I've shared the story of how my sister lost a college degree in its last semester because of a professor who bullied her for her dyslexia. The emotional damage of that man has haunted her for years. I can never forget how sick to my stomach I was when I heard that she had actually chosen to drop the major because of him. All she needed was one class, but even that was too much to take. He had broken her. For the past years we have been helping her put together the pieces again.

Today, she has triumphed. I am proud to report that she is now halfway through her masters degree in directing at the Royal Conservatoire of Scotland. Today she made her directorial debut at The Globe Theater, directing King Lear. My family is in London and has reported that it was brilliant. I am not surprised, for she is incapable of anything less. While I will never get over not being able to be there, I am so thrilled and proud of her.

Virginia never let her disability stop her. Now, she has chosen not let this one man's ignorance stand in her way any longer. There is no day I could face that would amount to even half of what my sister handles from her disability every minute. Every time I face a challenge and feel afraid, I think of her and know that I can be strong just like she has been. She is my inspiration, my source of strength and motivation.

That picture? That's Virginia on the left and myself on the right. She happens to also be a gifted artist. These are huge charcoal on canvas works she did for my mother this year.

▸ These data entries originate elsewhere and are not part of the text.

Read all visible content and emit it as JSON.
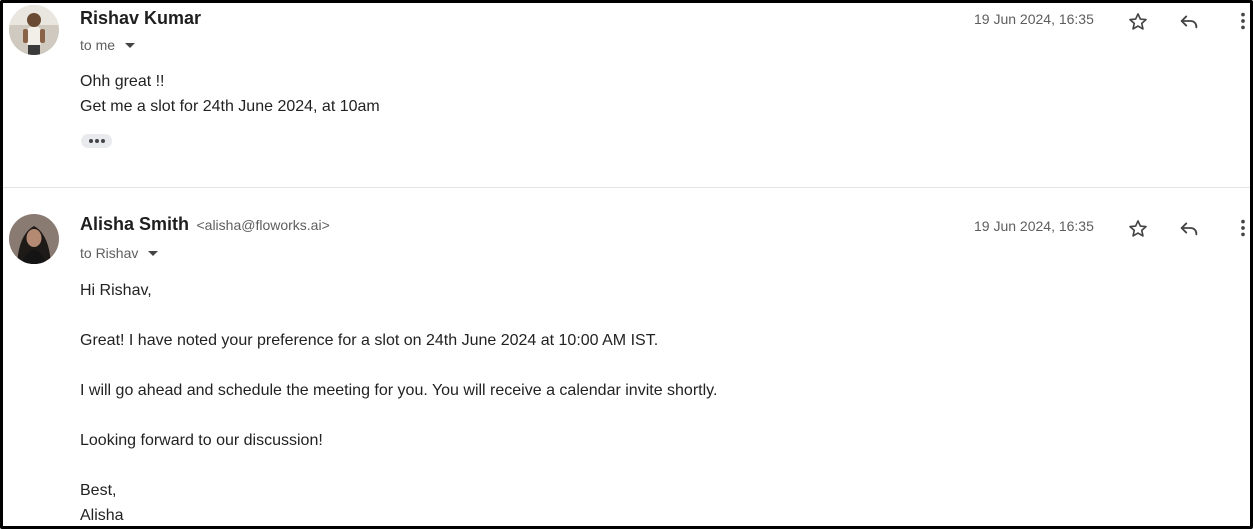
{
  "messages": [
    {
      "sender_name": "Rishav Kumar",
      "recipient": "to me",
      "timestamp": "19 Jun 2024, 16:35",
      "body": [
        "Ohh great !!",
        "Get me a slot for 24th June 2024, at 10am"
      ]
    },
    {
      "sender_name": "Alisha Smith",
      "sender_email": "<alisha@floworks.ai>",
      "recipient": "to Rishav",
      "timestamp": "19 Jun 2024, 16:35",
      "body": [
        "Hi Rishav,",
        "Great! I have noted your preference for a slot on 24th June 2024 at 10:00 AM IST.",
        "I will go ahead and schedule the meeting for you. You will receive a calendar invite shortly.",
        "Looking forward to our discussion!",
        "Best,",
        "Alisha"
      ]
    }
  ],
  "icons": {
    "star": "star-icon",
    "reply": "reply-icon",
    "more": "more-vert-icon",
    "caret": "caret-down-icon",
    "ellipsis": "show-trimmed-content-icon"
  },
  "colors": {
    "text_primary": "#1f1f1f",
    "text_secondary": "#5e5e5e",
    "divider": "#e3e3e3",
    "chip": "#e8eaed"
  }
}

The moral of my sister's story is one we all must remember: the bully does not have to win.

I love you Gina, just as so many do. You have always been my Miss America. Brava.